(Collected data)
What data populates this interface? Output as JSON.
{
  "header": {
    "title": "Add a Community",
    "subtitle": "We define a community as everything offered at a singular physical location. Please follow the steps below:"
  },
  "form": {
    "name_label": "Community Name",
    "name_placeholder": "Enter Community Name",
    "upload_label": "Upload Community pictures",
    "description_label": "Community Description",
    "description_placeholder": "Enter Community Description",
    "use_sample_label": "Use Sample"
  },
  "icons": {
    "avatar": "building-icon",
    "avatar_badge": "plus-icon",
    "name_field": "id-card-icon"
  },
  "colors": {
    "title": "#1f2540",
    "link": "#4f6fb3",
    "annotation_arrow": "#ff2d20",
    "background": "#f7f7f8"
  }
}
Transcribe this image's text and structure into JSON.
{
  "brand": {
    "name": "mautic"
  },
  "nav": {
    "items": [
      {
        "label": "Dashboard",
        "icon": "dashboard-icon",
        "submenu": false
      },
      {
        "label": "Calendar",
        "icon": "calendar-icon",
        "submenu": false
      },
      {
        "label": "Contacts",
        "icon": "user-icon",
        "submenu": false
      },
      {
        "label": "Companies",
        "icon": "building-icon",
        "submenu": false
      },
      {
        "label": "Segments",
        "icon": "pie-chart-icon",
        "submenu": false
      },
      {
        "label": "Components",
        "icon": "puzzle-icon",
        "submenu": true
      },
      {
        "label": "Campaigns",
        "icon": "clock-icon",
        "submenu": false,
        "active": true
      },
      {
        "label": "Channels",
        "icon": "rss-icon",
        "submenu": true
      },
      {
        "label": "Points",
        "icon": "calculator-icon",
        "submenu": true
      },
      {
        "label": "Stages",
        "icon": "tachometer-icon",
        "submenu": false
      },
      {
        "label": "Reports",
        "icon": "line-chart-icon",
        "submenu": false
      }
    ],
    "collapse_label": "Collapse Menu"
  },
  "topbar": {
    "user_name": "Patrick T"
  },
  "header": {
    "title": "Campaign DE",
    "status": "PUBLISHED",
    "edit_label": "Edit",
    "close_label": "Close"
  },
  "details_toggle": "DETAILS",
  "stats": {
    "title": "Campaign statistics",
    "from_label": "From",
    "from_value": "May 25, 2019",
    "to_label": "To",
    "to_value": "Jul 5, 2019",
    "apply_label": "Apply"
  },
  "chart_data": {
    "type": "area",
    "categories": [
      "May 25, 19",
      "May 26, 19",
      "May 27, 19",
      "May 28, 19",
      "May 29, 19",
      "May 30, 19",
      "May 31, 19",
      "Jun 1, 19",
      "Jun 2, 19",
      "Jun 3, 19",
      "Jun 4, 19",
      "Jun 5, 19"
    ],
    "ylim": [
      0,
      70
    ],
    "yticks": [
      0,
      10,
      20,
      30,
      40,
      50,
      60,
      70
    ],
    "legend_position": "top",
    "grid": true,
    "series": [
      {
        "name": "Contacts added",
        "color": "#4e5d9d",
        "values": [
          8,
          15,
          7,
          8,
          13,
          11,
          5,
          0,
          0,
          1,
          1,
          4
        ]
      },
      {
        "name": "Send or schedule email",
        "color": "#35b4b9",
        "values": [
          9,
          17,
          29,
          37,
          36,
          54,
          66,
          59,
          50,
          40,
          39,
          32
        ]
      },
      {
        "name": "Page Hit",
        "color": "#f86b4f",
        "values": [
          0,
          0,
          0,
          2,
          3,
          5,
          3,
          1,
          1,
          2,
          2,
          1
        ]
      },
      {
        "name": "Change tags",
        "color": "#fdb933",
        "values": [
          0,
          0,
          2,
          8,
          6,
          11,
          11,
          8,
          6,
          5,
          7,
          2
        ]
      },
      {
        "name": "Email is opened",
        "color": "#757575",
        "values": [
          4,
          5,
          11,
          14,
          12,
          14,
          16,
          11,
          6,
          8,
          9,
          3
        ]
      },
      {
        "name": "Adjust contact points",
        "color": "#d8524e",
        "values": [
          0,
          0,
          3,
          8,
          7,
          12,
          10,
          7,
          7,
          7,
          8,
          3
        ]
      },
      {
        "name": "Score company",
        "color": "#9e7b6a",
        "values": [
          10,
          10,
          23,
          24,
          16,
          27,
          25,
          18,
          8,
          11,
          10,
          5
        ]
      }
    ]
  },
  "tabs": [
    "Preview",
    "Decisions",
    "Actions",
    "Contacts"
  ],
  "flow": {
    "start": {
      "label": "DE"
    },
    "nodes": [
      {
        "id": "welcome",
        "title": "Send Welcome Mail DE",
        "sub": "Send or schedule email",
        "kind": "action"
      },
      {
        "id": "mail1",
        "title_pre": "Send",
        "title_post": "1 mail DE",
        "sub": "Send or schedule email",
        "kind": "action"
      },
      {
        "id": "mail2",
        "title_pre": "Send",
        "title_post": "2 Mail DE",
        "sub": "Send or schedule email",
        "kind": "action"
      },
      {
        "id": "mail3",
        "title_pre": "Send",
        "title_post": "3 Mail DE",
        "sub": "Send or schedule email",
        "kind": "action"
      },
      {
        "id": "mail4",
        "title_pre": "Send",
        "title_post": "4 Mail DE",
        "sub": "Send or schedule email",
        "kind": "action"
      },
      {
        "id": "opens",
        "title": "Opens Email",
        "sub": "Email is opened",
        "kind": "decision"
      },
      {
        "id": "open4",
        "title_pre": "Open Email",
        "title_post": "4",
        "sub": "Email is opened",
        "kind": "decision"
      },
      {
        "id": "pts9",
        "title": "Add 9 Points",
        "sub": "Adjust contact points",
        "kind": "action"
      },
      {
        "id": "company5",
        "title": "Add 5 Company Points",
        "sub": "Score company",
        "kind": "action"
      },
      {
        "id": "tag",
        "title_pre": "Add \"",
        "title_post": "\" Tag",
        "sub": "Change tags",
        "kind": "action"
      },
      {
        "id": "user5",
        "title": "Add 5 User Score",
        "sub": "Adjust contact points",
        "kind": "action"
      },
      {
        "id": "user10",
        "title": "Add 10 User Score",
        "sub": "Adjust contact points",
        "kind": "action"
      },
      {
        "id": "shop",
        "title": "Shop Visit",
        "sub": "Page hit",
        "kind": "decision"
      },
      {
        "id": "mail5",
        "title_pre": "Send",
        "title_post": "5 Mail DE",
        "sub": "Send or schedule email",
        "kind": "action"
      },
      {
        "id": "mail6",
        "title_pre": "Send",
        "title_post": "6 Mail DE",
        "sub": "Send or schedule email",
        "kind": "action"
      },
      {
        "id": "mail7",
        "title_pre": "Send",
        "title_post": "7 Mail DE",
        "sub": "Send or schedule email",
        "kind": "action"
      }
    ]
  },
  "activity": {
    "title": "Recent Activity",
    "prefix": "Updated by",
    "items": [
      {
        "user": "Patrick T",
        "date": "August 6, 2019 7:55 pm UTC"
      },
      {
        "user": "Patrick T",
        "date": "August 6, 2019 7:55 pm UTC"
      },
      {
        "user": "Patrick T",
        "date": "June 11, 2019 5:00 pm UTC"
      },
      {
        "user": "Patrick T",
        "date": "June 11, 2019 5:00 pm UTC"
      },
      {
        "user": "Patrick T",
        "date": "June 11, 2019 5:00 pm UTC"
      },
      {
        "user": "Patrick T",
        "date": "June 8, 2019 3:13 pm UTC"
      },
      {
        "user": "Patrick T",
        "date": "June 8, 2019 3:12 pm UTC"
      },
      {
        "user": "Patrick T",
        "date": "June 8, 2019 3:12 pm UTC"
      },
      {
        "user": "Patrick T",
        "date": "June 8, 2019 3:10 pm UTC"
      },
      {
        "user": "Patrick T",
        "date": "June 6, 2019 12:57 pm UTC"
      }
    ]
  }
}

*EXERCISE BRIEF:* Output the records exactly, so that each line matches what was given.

*SOLUTION FOR THIS EXERCISE:*
What data populates this interface? Output as JSON.
{
  "header": {
    "title": "Add a Community",
    "subtitle": "We define a community as everything offered at a singular physical location. Please follow the steps below:"
  },
  "form": {
    "name_label": "Community Name",
    "name_placeholder": "Enter Community Name",
    "upload_label": "Upload Community pictures",
    "description_label": "Community Description",
    "description_placeholder": "Enter Community Description",
    "use_sample_label": "Use Sample"
  },
  "icons": {
    "avatar": "building-icon",
    "avatar_badge": "plus-icon",
    "name_field": "id-card-icon"
  },
  "colors": {
    "title": "#1f2540",
    "link": "#4f6fb3",
    "annotation_arrow": "#ff2d20",
    "background": "#f7f7f8"
  }
}
Transcribe this image's text and structure into JSON.
{
  "brand": {
    "name": "mautic"
  },
  "nav": {
    "items": [
      {
        "label": "Dashboard",
        "icon": "dashboard-icon",
        "submenu": false
      },
      {
        "label": "Calendar",
        "icon": "calendar-icon",
        "submenu": false
      },
      {
        "label": "Contacts",
        "icon": "user-icon",
        "submenu": false
      },
      {
        "label": "Companies",
        "icon": "building-icon",
        "submenu": false
      },
      {
        "label": "Segments",
        "icon": "pie-chart-icon",
        "submenu": false
      },
      {
        "label": "Components",
        "icon": "puzzle-icon",
        "submenu": true
      },
      {
        "label": "Campaigns",
        "icon": "clock-icon",
        "submenu": false,
        "active": true
      },
      {
        "label": "Channels",
        "icon": "rss-icon",
        "submenu": true
      },
      {
        "label": "Points",
        "icon": "calculator-icon",
        "submenu": true
      },
      {
        "label": "Stages",
        "icon": "tachometer-icon",
        "submenu": false
      },
      {
        "label": "Reports",
        "icon": "line-chart-icon",
        "submenu": false
      }
    ],
    "collapse_label": "Collapse Menu"
  },
  "topbar": {
    "user_name": "Patrick T"
  },
  "header": {
    "title": "Campaign DE",
    "status": "PUBLISHED",
    "edit_label": "Edit",
    "close_label": "Close"
  },
  "details_toggle": "DETAILS",
  "stats": {
    "title": "Campaign statistics",
    "from_label": "From",
    "from_value": "May 25, 2019",
    "to_label": "To",
    "to_value": "Jul 5, 2019",
    "apply_label": "Apply"
  },
  "chart_data": {
    "type": "area",
    "categories": [
      "May 25, 19",
      "May 26, 19",
      "May 27, 19",
      "May 28, 19",
      "May 29, 19",
      "May 30, 19",
      "May 31, 19",
      "Jun 1, 19",
      "Jun 2, 19",
      "Jun 3, 19",
      "Jun 4, 19",
      "Jun 5, 19"
    ],
    "ylim": [
      0,
      70
    ],
    "yticks": [
      0,
      10,
      20,
      30,
      40,
      50,
      60,
      70
    ],
    "legend_position": "top",
    "grid": true,
    "series": [
      {
        "name": "Contacts added",
        "color": "#4e5d9d",
        "values": [
          8,
          15,
          7,
          8,
          13,
          11,
          5,
          0,
          0,
          1,
          1,
          4
        ]
      },
      {
        "name": "Send or schedule email",
        "color": "#35b4b9",
        "values": [
          9,
          17,
          29,
          37,
          36,
          54,
          66,
          59,
          50,
          40,
          39,
          32
        ]
      },
      {
        "name": "Page Hit",
        "color": "#f86b4f",
        "values": [
          0,
          0,
          0,
          2,
          3,
          5,
          3,
          1,
          1,
          2,
          2,
          1
        ]
      },
      {
        "name": "Change tags",
        "color": "#fdb933",
        "values": [
          0,
          0,
          2,
          8,
          6,
          11,
          11,
          8,
          6,
          5,
          7,
          2
        ]
      },
      {
        "name": "Email is opened",
        "color": "#757575",
        "values": [
          4,
          5,
          11,
          14,
          12,
          14,
          16,
          11,
          6,
          8,
          9,
          3
        ]
      },
      {
        "name": "Adjust contact points",
        "color": "#d8524e",
        "values": [
          0,
          0,
          3,
          8,
          7,
          12,
          10,
          7,
          7,
          7,
          8,
          3
        ]
      },
      {
        "name": "Score company",
        "color": "#9e7b6a",
        "values": [
          10,
          10,
          23,
          24,
          16,
          27,
          25,
          18,
          8,
          11,
          10,
          5
        ]
      }
    ]
  },
  "tabs": [
    "Preview",
    "Decisions",
    "Actions",
    "Contacts"
  ],
  "flow": {
    "start": {
      "label": "DE"
    },
    "nodes": [
      {
        "id": "welcome",
        "title": "Send Welcome Mail DE",
        "sub": "Send or schedule email",
        "kind": "action"
      },
      {
        "id": "mail1",
        "title_pre": "Send",
        "title_post": "1 mail DE",
        "sub": "Send or schedule email",
        "kind": "action"
      },
      {
        "id": "mail2",
        "title_pre": "Send",
        "title_post": "2 Mail DE",
        "sub": "Send or schedule email",
        "kind": "action"
      },
      {
        "id": "mail3",
        "title_pre": "Send",
        "title_post": "3 Mail DE",
        "sub": "Send or schedule email",
        "kind": "action"
      },
      {
        "id": "mail4",
        "title_pre": "Send",
        "title_post": "4 Mail DE",
        "sub": "Send or schedule email",
        "kind": "action"
      },
      {
        "id": "opens",
        "title": "Opens Email",
        "sub": "Email is opened",
        "kind": "decision"
      },
      {
        "id": "open4",
        "title_pre": "Open Email",
        "title_post": "4",
        "sub": "Email is opened",
        "kind": "decision"
      },
      {
        "id": "pts9",
        "title": "Add 9 Points",
        "sub": "Adjust contact points",
        "kind": "action"
      },
      {
        "id": "company5",
        "title": "Add 5 Company Points",
        "sub": "Score company",
        "kind": "action"
      },
      {
        "id": "tag",
        "title_pre": "Add \"",
        "title_post": "\" Tag",
        "sub": "Change tags",
        "kind": "action"
      },
      {
        "id": "user5",
        "title": "Add 5 User Score",
        "sub": "Adjust contact points",
        "kind": "action"
      },
      {
        "id": "user10",
        "title": "Add 10 User Score",
        "sub": "Adjust contact points",
        "kind": "action"
      },
      {
        "id": "shop",
        "title": "Shop Visit",
        "sub": "Page hit",
        "kind": "decision"
      },
      {
        "id": "mail5",
        "title_pre": "Send",
        "title_post": "5 Mail DE",
        "sub": "Send or schedule email",
        "kind": "action"
      },
      {
        "id": "mail6",
        "title_pre": "Send",
        "title_post": "6 Mail DE",
        "sub": "Send or schedule email",
        "kind": "action"
      },
      {
        "id": "mail7",
        "title_pre": "Send",
        "title_post": "7 Mail DE",
        "sub": "Send or schedule email",
        "kind": "action"
      }
    ]
  },
  "activity": {
    "title": "Recent Activity",
    "prefix": "Updated by",
    "items": [
      {
        "user": "Patrick T",
        "date": "August 6, 2019 7:55 pm UTC"
      },
      {
        "user": "Patrick T",
        "date": "August 6, 2019 7:55 pm UTC"
      },
      {
        "user": "Patrick T",
        "date": "June 11, 2019 5:00 pm UTC"
      },
      {
        "user": "Patrick T",
        "date": "June 11, 2019 5:00 pm UTC"
      },
      {
        "user": "Patrick T",
        "date": "June 11, 2019 5:00 pm UTC"
      },
      {
        "user": "Patrick T",
        "date": "June 8, 2019 3:13 pm UTC"
      },
      {
        "user": "Patrick T",
        "date": "June 8, 2019 3:12 pm UTC"
      },
      {
        "user": "Patrick T",
        "date": "June 8, 2019 3:12 pm UTC"
      },
      {
        "user": "Patrick T",
        "date": "June 8, 2019 3:10 pm UTC"
      },
      {
        "user": "Patrick T",
        "date": "June 6, 2019 12:57 pm UTC"
      }
    ]
  }
}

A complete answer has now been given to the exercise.